The Austrian government announced it would introduce the "buyer's principle'' for renting homes: those who hire a broker pay for the service.

Renting: Austria to scrap brokerage fees from 2023

Austria has announced it will change its rental rules from 2023, removing the need for tenants to pay for brokerage fees, Justice Minister Alma Zadic (Greens) announced on Tuesday

Currently, renters need to pay several fees when moving into a new apartment, including a security deposit and the first month’s rent.

Unless the property is rented “privately” by the owner without the brokerage firm intermediate, one of those fees includes the so-called ‘Provision‘, a brokerage fee paid by the tenant equivalent to two-months rent.

Tenants must pay that fee even if they found the apartment online, for example. Once a broker acts as an intermediate, even if they were hired by the property owner, the renter pays the fee. That is set to change in 2023.

READ ALSO: Renting in Austria: When can my landlord increase the rent, and by how much?

‘Buyer’s principle’

The federal government has announced that the person who commissions the real estate broker should also pay the fee in the future. Austria estimates that about €50 million a year, which tenants pay, will be at the landlord’s expense.

“It is a great injustice to pay for a service that you have not commissioned yourself’, ” minister Zadic said at the press conference. She added that the cost represents a significant financial challenge, especially for low-income families and students.

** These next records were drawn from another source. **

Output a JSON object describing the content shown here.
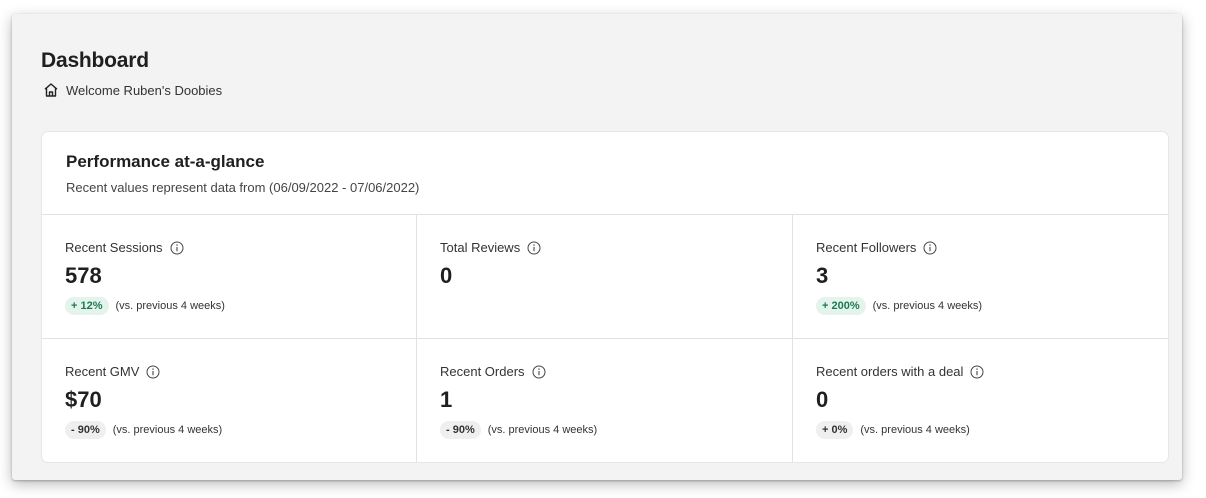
{
  "header": {
    "title": "Dashboard",
    "breadcrumb_icon": "home-icon",
    "breadcrumb_text": "Welcome Ruben's Doobies"
  },
  "performance": {
    "title": "Performance at-a-glance",
    "subtitle": "Recent values represent data from (06/09/2022 - 07/06/2022)",
    "metrics": [
      {
        "label": "Recent Sessions",
        "value": "578",
        "change": "+ 12%",
        "trend": "up",
        "comparison": "(vs. previous 4 weeks)"
      },
      {
        "label": "Total Reviews",
        "value": "0"
      },
      {
        "label": "Recent Followers",
        "value": "3",
        "change": "+ 200%",
        "trend": "up",
        "comparison": "(vs. previous 4 weeks)"
      },
      {
        "label": "Recent GMV",
        "value": "$70",
        "change": "- 90%",
        "trend": "flat",
        "comparison": "(vs. previous 4 weeks)"
      },
      {
        "label": "Recent Orders",
        "value": "1",
        "change": "- 90%",
        "trend": "flat",
        "comparison": "(vs. previous 4 weeks)"
      },
      {
        "label": "Recent orders with a deal",
        "value": "0",
        "change": "+ 0%",
        "trend": "flat",
        "comparison": "(vs. previous 4 weeks)"
      }
    ]
  },
  "colors": {
    "positive_badge_bg": "#e4f3ec",
    "positive_badge_text": "#1c7a52",
    "neutral_badge_bg": "#efefef",
    "page_background": "#f3f3f3"
  }
}
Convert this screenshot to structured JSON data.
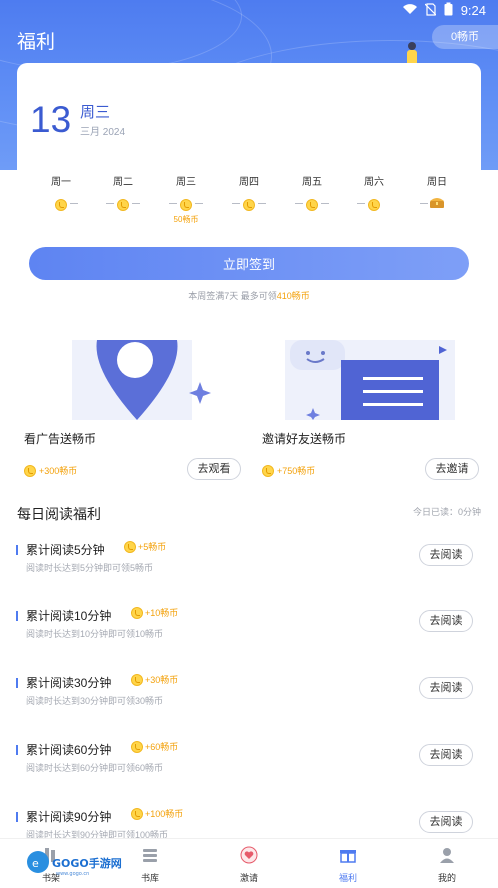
{
  "status": {
    "time": "9:24"
  },
  "header": {
    "title": "福利",
    "coin_balance": "0畅币"
  },
  "date": {
    "day": "13",
    "weekday": "周三",
    "month_year": "三月 2024"
  },
  "week": [
    {
      "label": "周一",
      "sub": ""
    },
    {
      "label": "周二",
      "sub": ""
    },
    {
      "label": "周三",
      "sub": "50畅币"
    },
    {
      "label": "周四",
      "sub": ""
    },
    {
      "label": "周五",
      "sub": ""
    },
    {
      "label": "周六",
      "sub": ""
    },
    {
      "label": "周日",
      "sub": ""
    }
  ],
  "signin": {
    "button": "立即签到",
    "tip_prefix": "本周签满7天 最多可领",
    "tip_amount": "410畅币"
  },
  "promos": [
    {
      "title": "看广告送畅币",
      "reward": "+300畅币",
      "button": "去观看"
    },
    {
      "title": "邀请好友送畅币",
      "reward": "+750畅币",
      "button": "去邀请"
    }
  ],
  "reading": {
    "title": "每日阅读福利",
    "today": "今日已读：0分钟",
    "tasks": [
      {
        "name": "累计阅读5分钟",
        "reward": "+5畅币",
        "desc": "阅读时长达到5分钟即可领5畅币",
        "button": "去阅读"
      },
      {
        "name": "累计阅读10分钟",
        "reward": "+10畅币",
        "desc": "阅读时长达到10分钟即可领10畅币",
        "button": "去阅读"
      },
      {
        "name": "累计阅读30分钟",
        "reward": "+30畅币",
        "desc": "阅读时长达到30分钟即可领30畅币",
        "button": "去阅读"
      },
      {
        "name": "累计阅读60分钟",
        "reward": "+60畅币",
        "desc": "阅读时长达到60分钟即可领60畅币",
        "button": "去阅读"
      },
      {
        "name": "累计阅读90分钟",
        "reward": "+100畅币",
        "desc": "阅读时长达到90分钟即可领100畅币",
        "button": "去阅读"
      }
    ]
  },
  "tabs": [
    {
      "label": "书架",
      "icon": "bookshelf-icon"
    },
    {
      "label": "书库",
      "icon": "library-icon"
    },
    {
      "label": "激请",
      "icon": "heart-badge-icon"
    },
    {
      "label": "福利",
      "icon": "gift-icon"
    },
    {
      "label": "我的",
      "icon": "person-icon"
    }
  ],
  "watermark": "GOGO手游网",
  "colors": {
    "primary": "#4f7bf0",
    "coin": "#f3a20d"
  }
}
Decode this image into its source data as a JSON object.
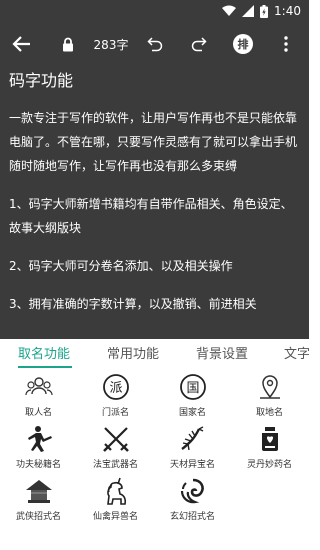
{
  "status_bar": {
    "time": "1:40"
  },
  "toolbar": {
    "word_count": "283字",
    "pai_label": "排"
  },
  "document": {
    "title": "码字功能",
    "paragraphs": [
      "一款专注于写作的软件，让用户写作再也不是只能依靠电脑了。不管在哪，只要写作灵感有了就可以拿出手机随时随地写作，让写作再也没有那么多束缚",
      "    1、码字大师新增书籍均有自带作品相关、角色设定、故事大纲版块",
      "    2、码字大师可分卷名添加、以及相关操作",
      "    3、拥有准确的字数计算，以及撤销、前进相关"
    ]
  },
  "tabs": [
    {
      "label": "取名功能",
      "active": true
    },
    {
      "label": "常用功能",
      "active": false
    },
    {
      "label": "背景设置",
      "active": false
    },
    {
      "label": "文字",
      "active": false
    }
  ],
  "tools": [
    {
      "label": "取人名",
      "icon": "people-icon"
    },
    {
      "label": "门派名",
      "icon": "sect-icon"
    },
    {
      "label": "国家名",
      "icon": "country-icon"
    },
    {
      "label": "取地名",
      "icon": "location-icon"
    },
    {
      "label": "功夫秘籍名",
      "icon": "kungfu-icon"
    },
    {
      "label": "法宝武器名",
      "icon": "swords-icon"
    },
    {
      "label": "天材异宝名",
      "icon": "ginseng-icon"
    },
    {
      "label": "灵丹妙药名",
      "icon": "medicine-jar-icon"
    },
    {
      "label": "武侠招式名",
      "icon": "wuxia-hat-icon"
    },
    {
      "label": "仙禽异兽名",
      "icon": "unicorn-icon"
    },
    {
      "label": "玄幻招式名",
      "icon": "fantasy-swirl-icon"
    }
  ],
  "colors": {
    "toolbar_bg": "#3b3b3b",
    "accent": "#1aa58c"
  }
}
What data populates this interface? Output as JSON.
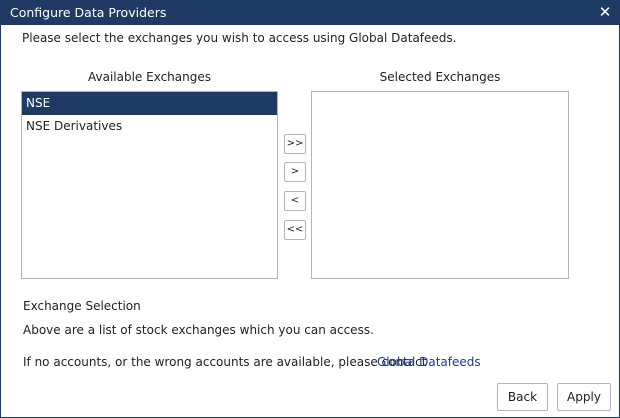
{
  "window": {
    "title": "Configure Data Providers",
    "close_glyph": "✕"
  },
  "instruction": "Please select the exchanges you wish to access using Global Datafeeds.",
  "available": {
    "label": "Available Exchanges",
    "items": [
      {
        "label": "NSE",
        "selected": true
      },
      {
        "label": "NSE Derivatives",
        "selected": false
      }
    ]
  },
  "selected": {
    "label": "Selected Exchanges",
    "items": []
  },
  "move_buttons": {
    "add_all": ">>",
    "add": ">",
    "remove": "<",
    "remove_all": "<<"
  },
  "info": {
    "heading": "Exchange Selection",
    "description": "Above are a list of stock exchanges which you can access.",
    "contact_text": "If no accounts, or the wrong accounts are available, please contact",
    "contact_link": "Global Datafeeds"
  },
  "footer": {
    "back_label": "Back",
    "apply_label": "Apply"
  },
  "colors": {
    "accent": "#1f3b63",
    "link": "#1f3b8a",
    "border": "#b4b4b4"
  }
}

A draft law should be reviewed this Wednesday, March 23rd, and a six-month transitional period is provided. The new law should be valid by the end of 2022 or the beginning of 2023.

The minister added that there is no assumption that landlords would add the costs to rent.

She mentioned a similar law introduced in Germany, and rents have not risen due to it.

READ ALSO: The words you need to know before renting a flat in Austria

Useful vocabulary
Mieter – tenant or renter
Mietvertrag – rental contract
Kaution – security deposit
Betriebskosten – the extra costs associated with the apartment other than rent, such as water, and gas
Provision – the brokerage fee